FALLUJAH - Iraqi forces battled the Islamic State group Monday in the opening stages of an operation to retake Fallujah, one of the toughest targets yet in Baghdad's war against the jihadists.
As Iraqi forces retook a town east of Fallujah as they closed in on the city which saw deadly battles in 2004 between insurgents and American forces, IS claimed bombings in neighbouring Syria that killed at least 148 people.
The jihadist group has increasingly turned to the tactic of killing civilians in bombings as it faces battlefield losses, and its spokesman Abu Mohammed al-Adnani appeared to acknowledge in a recent statement that IS would probably lose more ground.
"In the early hours of the morning today, the heroic fighters advanced from different sides" to retake "all the areas occupied by (IS) around Fallujah", Iraqi Prime Minister Haider al-Abadi said in televised remarks.
Abadi said the operation was supposed to start earlier, but "political problems and also the events... threatening security inside Baghdad delayed some of the preparations".

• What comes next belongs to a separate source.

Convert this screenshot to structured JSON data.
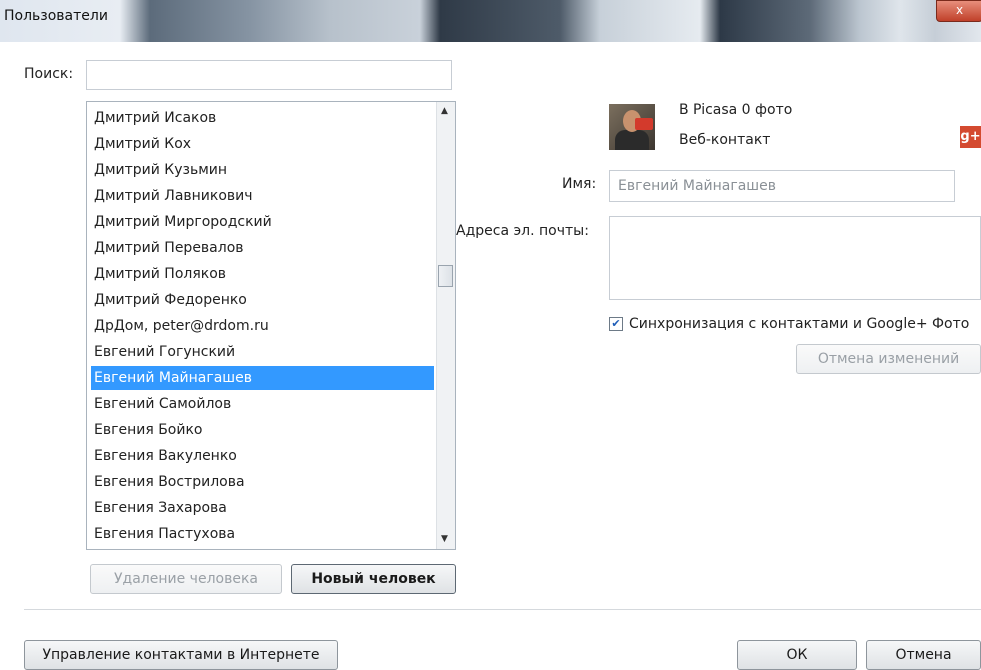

Iraq has been hit by a months-long political crisis that has paralysed the legislature, and demonstrators have twice broken into the fortified Green Zone area, storming parliament and Abadi's office.
IS has also carried out a series of deadly attacks in and around Baghdad this month.
Iraqi forces had not yet entered the Anbar province city just 50 kilometres (30 miles) from Baghdad, but an AFP photographer near Fallujah said they were advancing as aircraft hit targets inside it.
Less than a day into the operation, security forces retook Karma, a small town that lies in a sprawling rural area northeast of Fallujah, the general in charge said.
"They took control and raised the flag above the city council building," Abdel Wahab al-Saadi said, adding that many IS fighters were killed defending the town.
- Civilians barred from leaving -
Abadi's announcement settled the issue of which IS-held city Iraq should seek to retake next -- a subject of debate among Iraqi officials and international forces helping Baghdad battle the jihadists.
Iraq's second city Mosul was the US military's recommended target, but powerful militias may have helped force the issue by deploying reinforcements to the Fallujah area in preparation for an assault.
On Sunday, Iraq's Joint Operations Command warned civilians still in Fallujah -- estimated to number in the tens of thousands -- to leave.
It told families that could not depart to raise a white flag over their location and stay away from IS headquarters and gatherings.
Officials said several dozen families had fled the city, but IS has sought to prevent civilians from leaving, as have forces on the government side, according to the UN Refugee Agency.
The United Nations called for safe corridors to be set up to allow Iraqi civilians to flee Fallujah, where 50,000 remain "at great risk", according to spokesman Stephane Dujarric.
"Civilians are under grave danger as they try to flee," he said.
Anti-government fighters seized Fallujah in January 2014 after security forces withdrew during unrest sparked by the government's destruction of a protest camp, and the city later became one of IS's main strongholds.
Fallujah and Mosul, the capital of the northern province of Nineveh, are the last two major cities IS holds in Iraq.
- Syria bombings -
On Monday, seven near-simultaneous explosions targeted civilian sites in the Syrian seaside cities of Jableh and Tartus, killing at least 148.
The jihadists have also struck Baghdad, and attacks in and around the Iraqi capital have killed more than 160 people this month.
Fallujah has a long history as an insurgent bastion, and US forces launched two major assaults on the city in 2004, in which they saw some of their heaviest fighting since the Vietnam War.
Iraqi forces have the advantage of greater knowledge of the area, especially if they employ pro-government Anbar tribal fighters in the battle, but they lack the training and enormous firepower that American forces could bring to bear.
IS overran large areas north and west of Baghdad in June 2014, and Iraqi forces performed dismally during the initial offensive despite significantly outnumbering the jihadists.
But the "caliphate" the jihadist group subsequently proclaimed has been shrinking as anti-IS forces score major victories in both Iraq and Syria, where the group had also seized significant territory.